[Data provided — start]

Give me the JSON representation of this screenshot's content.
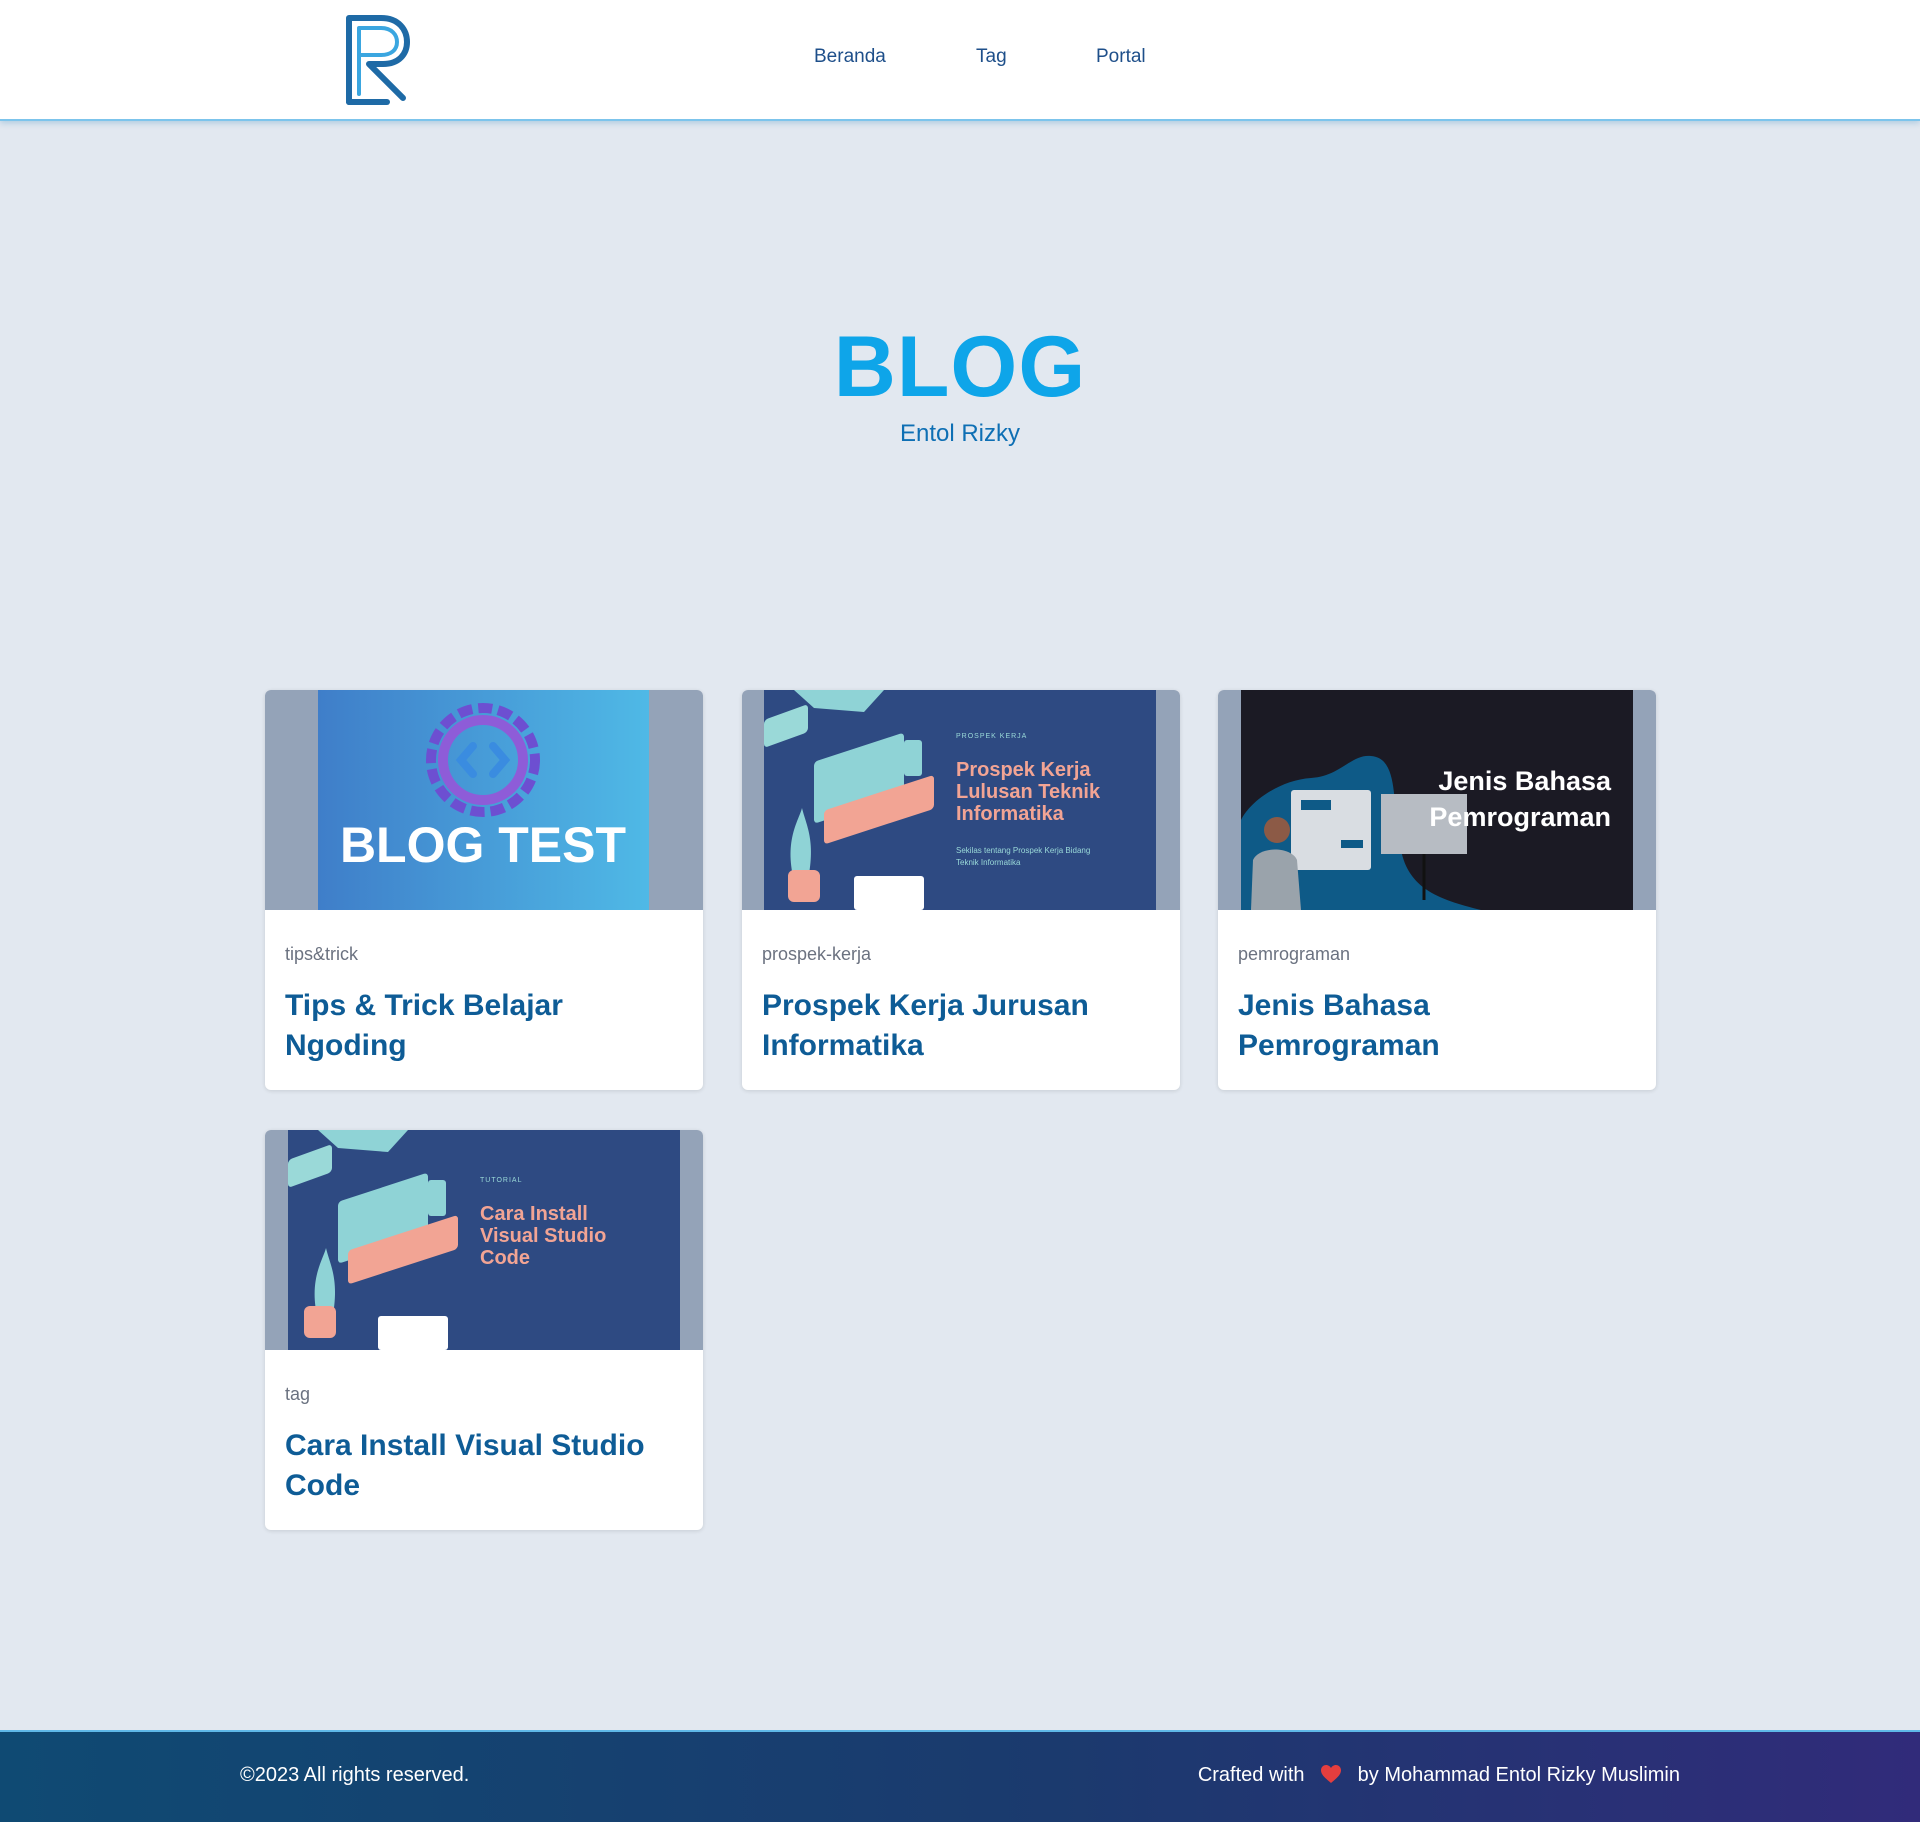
{
  "nav": {
    "logo_icon": "r-monogram-logo",
    "links": [
      {
        "label": "Beranda"
      },
      {
        "label": "Tag"
      },
      {
        "label": "Portal"
      }
    ]
  },
  "hero": {
    "title": "BLOG",
    "subtitle": "Entol Rizky"
  },
  "posts": [
    {
      "tag": "tips&trick",
      "title": "Tips & Trick Belajar Ngoding",
      "thumbnail": {
        "text": "BLOG TEST",
        "icon": "code-gear-icon"
      }
    },
    {
      "tag": "prospek-kerja",
      "title": "Prospek Kerja Jurusan Informatika",
      "thumbnail": {
        "kicker": "PROSPEK KERJA",
        "lines": [
          "Prospek Kerja",
          "Lulusan Teknik",
          "Informatika"
        ],
        "caption_lines": [
          "Sekilas tentang Prospek Kerja Bidang",
          "Teknik Informatika"
        ]
      }
    },
    {
      "tag": "pemrograman",
      "title": "Jenis Bahasa Pemrograman",
      "thumbnail": {
        "lines": [
          "Jenis Bahasa",
          "Pemrograman"
        ]
      }
    },
    {
      "tag": "tag",
      "title": "Cara Install Visual Studio Code",
      "thumbnail": {
        "kicker": "TUTORIAL",
        "lines": [
          "Cara Install",
          "Visual Studio",
          "Code"
        ]
      }
    }
  ],
  "footer": {
    "copyright": "©2023 All rights reserved.",
    "crafted_prefix": "Crafted with",
    "crafted_suffix": "by Mohammad Entol Rizky Muslimin",
    "heart_icon": "heart-icon"
  },
  "colors": {
    "accent": "#0ea5e9",
    "title_blue": "#0e5c96",
    "background": "#e2e8f0",
    "footer_start": "#0f4a73",
    "footer_end": "#312b7a"
  }
}
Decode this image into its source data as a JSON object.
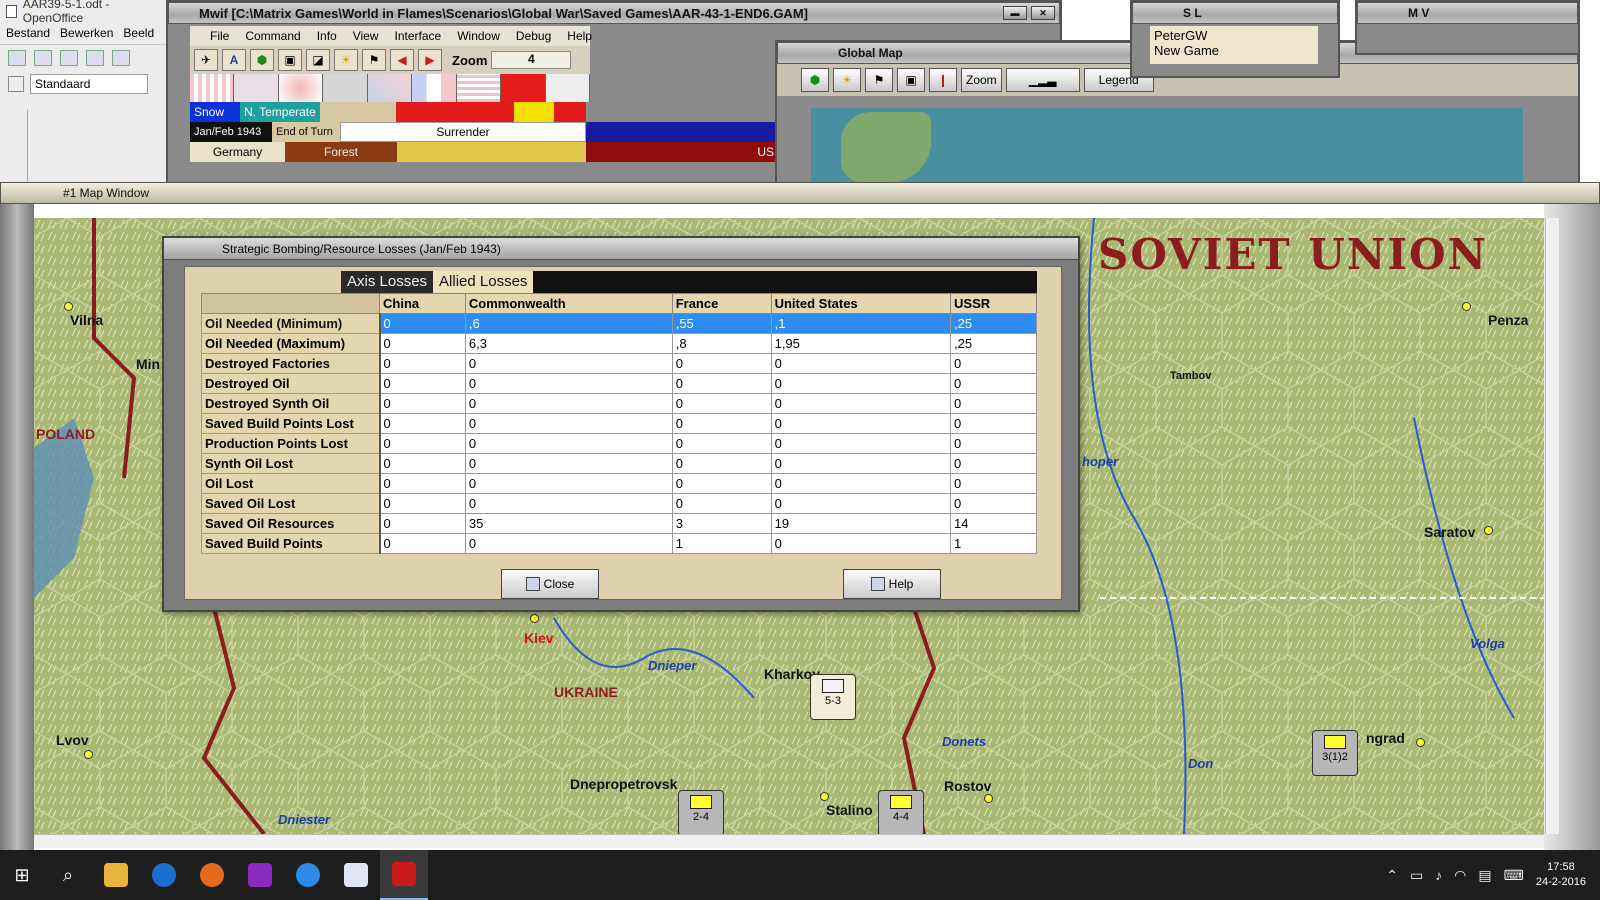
{
  "office": {
    "title": "AAR39-5-1.odt - OpenOffice",
    "menu": [
      "Bestand",
      "Bewerken",
      "Beeld"
    ],
    "style_value": "Standaard"
  },
  "mwif": {
    "title": "Mwif [C:\\Matrix Games\\World in Flames\\Scenarios\\Global War\\Saved Games\\AAR-43-1-END6.GAM]",
    "menu": [
      "File",
      "Command",
      "Info",
      "View",
      "Interface",
      "Window",
      "Debug",
      "Help"
    ],
    "zoom_label": "Zoom",
    "zoom_value": "4",
    "weather": "Snow",
    "zone": "N. Temperate",
    "date": "Jan/Feb 1943",
    "phase": "End of Turn",
    "action": "Surrender",
    "country": "Germany",
    "terrain": "Forest",
    "ussr_short": "USS"
  },
  "global_map": {
    "title": "Global Map",
    "zoom_label": "Zoom",
    "legend_label": "Legend"
  },
  "player": {
    "title": "S L",
    "name": "PeterGW",
    "status": "New Game"
  },
  "mv": {
    "title": "M V"
  },
  "map_window": {
    "title": "#1 Map Window",
    "labels": {
      "soviet_union": "SOVIET UNION",
      "poland": "POLAND",
      "ukraine": "UKRAINE",
      "vilna": "Vilna",
      "min": "Min",
      "penza": "Penza",
      "tambov": "Tambov",
      "khoper": "hoper",
      "saratov": "Saratov",
      "kiev": "Kiev",
      "dnieper": "Dnieper",
      "kharkov": "Kharkov",
      "volga": "Volga",
      "lvov": "Lvov",
      "dnepropetrovsk": "Dnepropetrovsk",
      "stalino": "Stalino",
      "rostov": "Rostov",
      "donets": "Donets",
      "don": "Don",
      "grad": "ngrad",
      "dniester": "Dniester"
    },
    "counters": {
      "kharkov_unit": "5-3",
      "dnep_unit": "2-4",
      "stalino_unit": "4-4",
      "grad_unit": "3(1)2"
    }
  },
  "dialog": {
    "title": "Strategic Bombing/Resource Losses (Jan/Feb 1943)",
    "tabs": [
      "Axis Losses",
      "Allied Losses"
    ],
    "columns": [
      "China",
      "Commonwealth",
      "France",
      "United States",
      "USSR"
    ],
    "rows": [
      {
        "label": "Oil Needed (Minimum)",
        "values": [
          "0",
          ",6",
          ",55",
          ",1",
          ",25"
        ]
      },
      {
        "label": "Oil Needed (Maximum)",
        "values": [
          "0",
          "6,3",
          ",8",
          "1,95",
          ",25"
        ]
      },
      {
        "label": "Destroyed Factories",
        "values": [
          "0",
          "0",
          "0",
          "0",
          "0"
        ]
      },
      {
        "label": "Destroyed Oil",
        "values": [
          "0",
          "0",
          "0",
          "0",
          "0"
        ]
      },
      {
        "label": "Destroyed Synth Oil",
        "values": [
          "0",
          "0",
          "0",
          "0",
          "0"
        ]
      },
      {
        "label": "Saved Build Points Lost",
        "values": [
          "0",
          "0",
          "0",
          "0",
          "0"
        ]
      },
      {
        "label": "Production Points Lost",
        "values": [
          "0",
          "0",
          "0",
          "0",
          "0"
        ]
      },
      {
        "label": "Synth Oil Lost",
        "values": [
          "0",
          "0",
          "0",
          "0",
          "0"
        ]
      },
      {
        "label": "Oil Lost",
        "values": [
          "0",
          "0",
          "0",
          "0",
          "0"
        ]
      },
      {
        "label": "Saved Oil Lost",
        "values": [
          "0",
          "0",
          "0",
          "0",
          "0"
        ]
      },
      {
        "label": "Saved Oil Resources",
        "values": [
          "0",
          "35",
          "3",
          "19",
          "14"
        ]
      },
      {
        "label": "Saved Build Points",
        "values": [
          "0",
          "0",
          "1",
          "0",
          "1"
        ]
      }
    ],
    "close_label": "Close",
    "help_label": "Help"
  },
  "taskbar": {
    "time": "17:58",
    "date": "24-2-2016"
  },
  "colors": {
    "selected_row": "#2f8cf0",
    "dialog_bg": "#ddd1ae",
    "soviet_red": "#8b1d1d",
    "snow_blue": "#0a32d8",
    "zone_teal": "#1fa0a0"
  }
}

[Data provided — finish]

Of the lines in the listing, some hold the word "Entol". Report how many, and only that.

2